"Mr. Cavendish, I Presume" by Julia Quinn
It's true. He doesn't. Thomas rather likes having a fiancée—all the better to keep the husband-hunters at bay—and he does intend to marry her . . . eventually. But just when he begins to realize that his bride might be something more than convenient, Thomas's world is rocked by the arrival of his long-lost cousin, who may or may not be the true Duke of Wyndham. And if Thomas is not the duke, then he's not engaged to Amelia. Which is the cruelest joke of all, because this arrogant and illustrious duke has made the mistake of falling in love . . . with his own fiancée!"
Amelia was a wonderfully thought out heroine, who deserved her own book. She was smart and a bit wicked, but she played off of Thomas, who was stiff and dull, and who's sense of duty seemingly squashed all the life out of him. Quinn's characters typically are consumed with passion for one another, but these two were stifled in that aspect. There was little romance between them. It wasn't until the 80 or so pages that these two really came together and it just felt like too little, too late.
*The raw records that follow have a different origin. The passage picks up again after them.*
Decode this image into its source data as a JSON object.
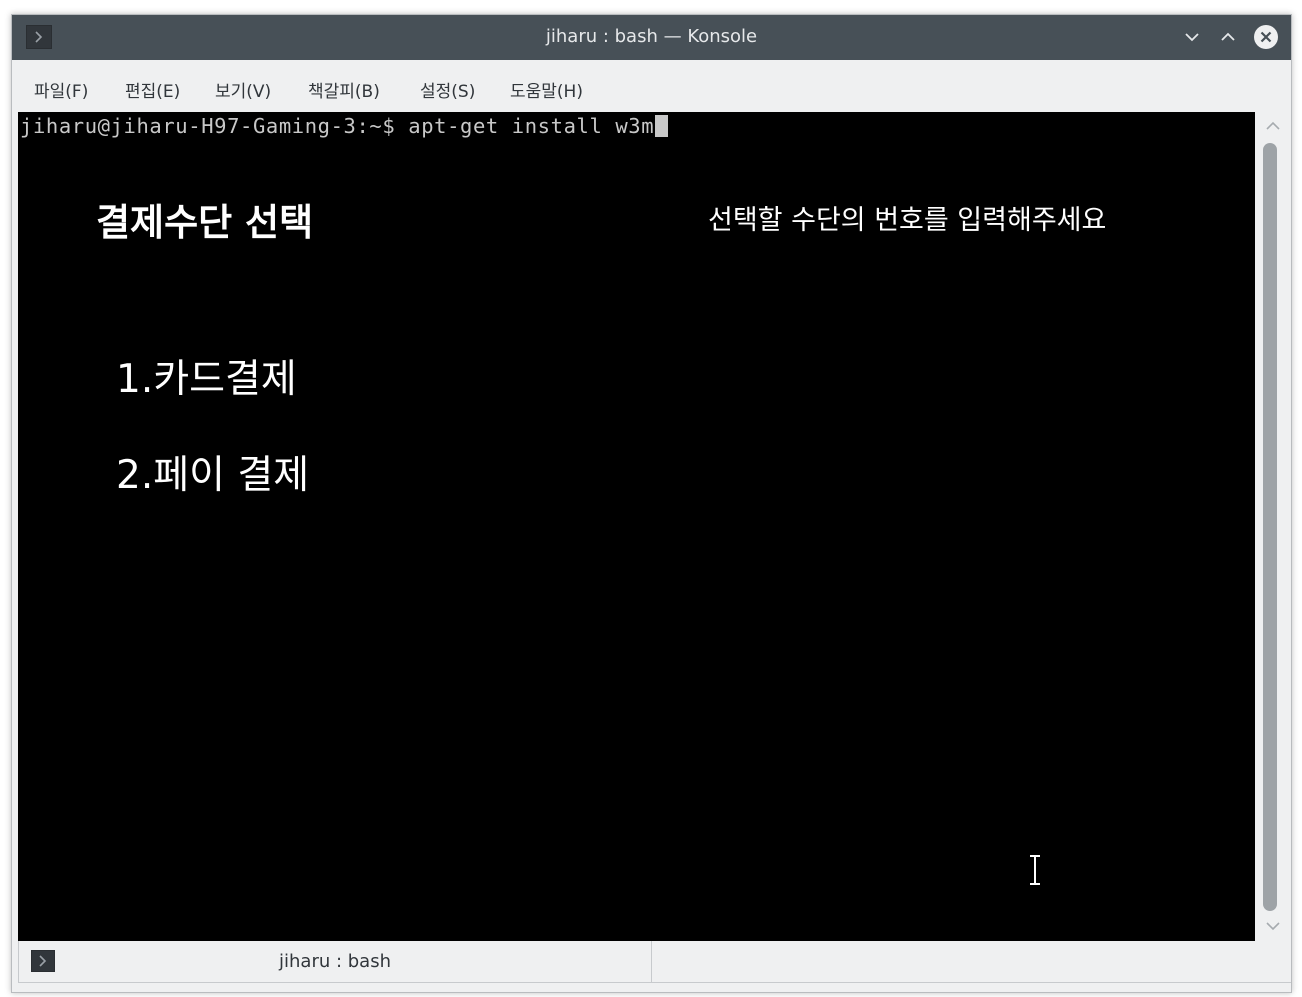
{
  "window": {
    "title": "jiharu : bash — Konsole",
    "icons": {
      "app": "terminal-icon",
      "minimize": "chevron-down-icon",
      "maximize": "chevron-up-icon",
      "close": "close-icon"
    }
  },
  "menubar": {
    "items": [
      "파일(F)",
      "편집(E)",
      "보기(V)",
      "책갈피(B)",
      "설정(S)",
      "도움말(H)"
    ]
  },
  "terminal": {
    "prompt": "jiharu@jiharu-H97-Gaming-3:~$ apt-get install w3m",
    "screen_title": "결제수단 선택",
    "screen_hint": "선택할 수단의 번호를 입력해주세요",
    "options": [
      "1.카드결제",
      "2.페이 결제"
    ],
    "colors": {
      "background": "#000000",
      "text": "#ffffff",
      "prompt_text": "#c8c8c8"
    }
  },
  "tabs": [
    {
      "label": "jiharu : bash",
      "icon": "terminal-icon"
    }
  ],
  "colors": {
    "titlebar": "#475057",
    "chrome": "#eff0f1",
    "scroll_thumb": "#9ea3a7"
  }
}
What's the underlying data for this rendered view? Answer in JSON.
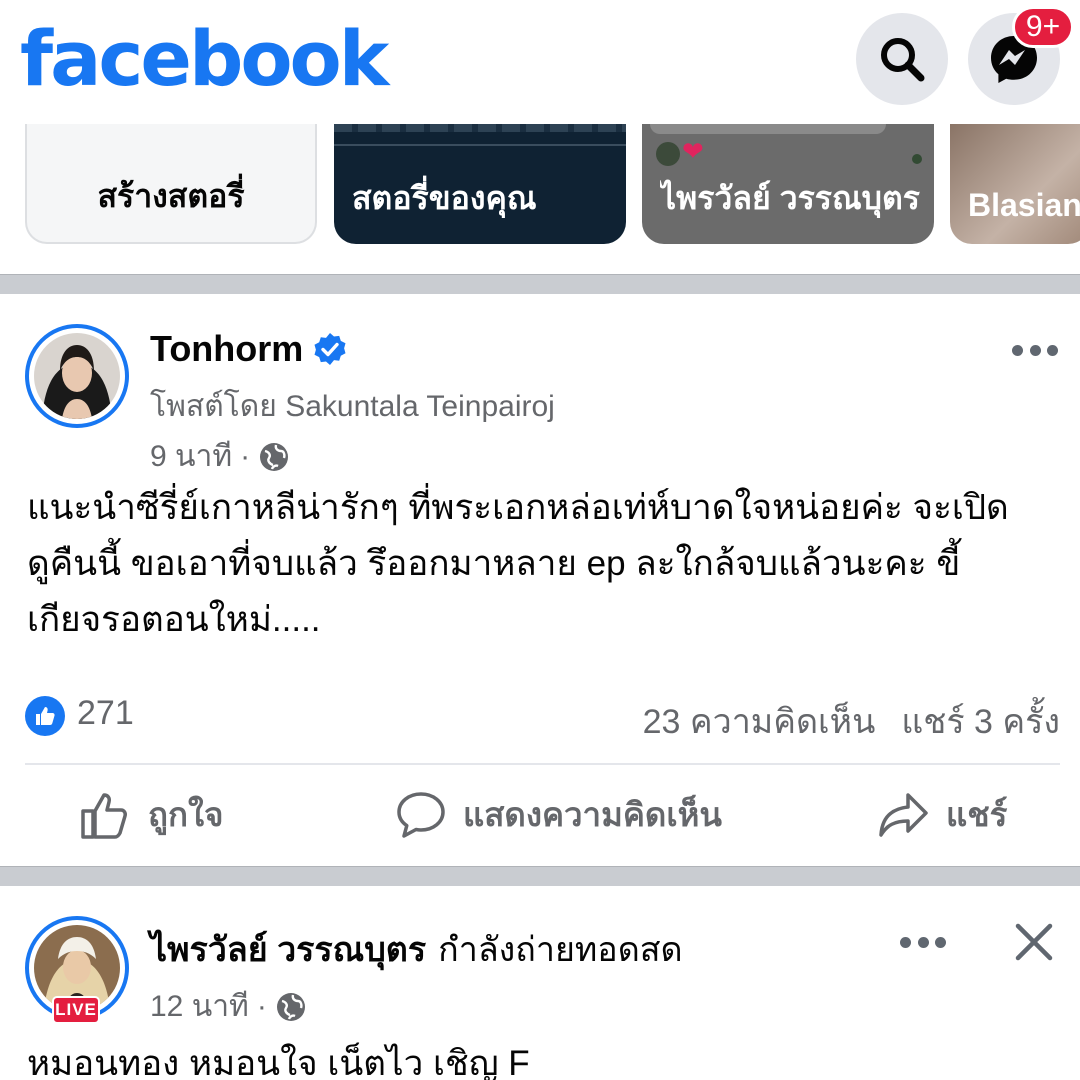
{
  "header": {
    "logo_text": "facebook",
    "search_icon": "search-icon",
    "messenger_icon": "messenger-icon",
    "messenger_badge": "9+",
    "brand_color": "#1877f2",
    "badge_color": "#e41e3f"
  },
  "stories": [
    {
      "label": "สร้างสตอรี่"
    },
    {
      "label": "สตอรี่ของคุณ"
    },
    {
      "label": "ไพรวัลย์ วรรณบุตร"
    },
    {
      "label": "Blasian"
    }
  ],
  "post1": {
    "author": "Tonhorm",
    "verified_icon": "verified-badge-icon",
    "posted_by": "โพสต์โดย Sakuntala Teinpairoj",
    "time": "9 นาที",
    "separator": "·",
    "privacy_icon": "globe-icon",
    "text_lines": [
      "แนะนำซีรี่ย์เกาหลีน่ารักๆ ที่พระเอกหล่อเท่ห์บาดใจหน่อยค่ะ จะเปิด",
      "ดูคืนนี้ ขอเอาที่จบแล้ว รึออกมาหลาย ep ละใกล้จบแล้วนะคะ ขี้",
      "เกียจรอตอนใหม่....."
    ],
    "likes": "271",
    "comments": "23 ความคิดเห็น",
    "shares": "แชร์ 3 ครั้ง",
    "actions": {
      "like": "ถูกใจ",
      "comment": "แสดงความคิดเห็น",
      "share": "แชร์"
    }
  },
  "post2": {
    "author": "ไพรวัลย์ วรรณบุตร",
    "status": "กำลังถ่ายทอดสด",
    "live_label": "LIVE",
    "time": "12 นาที",
    "separator": "·",
    "privacy_icon": "globe-icon",
    "text": "หมอนทอง หมอนใจ เน็ตไว เชิญ F"
  }
}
All in all, a romantic story, but one that could easily have been included in her first book, "The Lost Duke of Wyndham".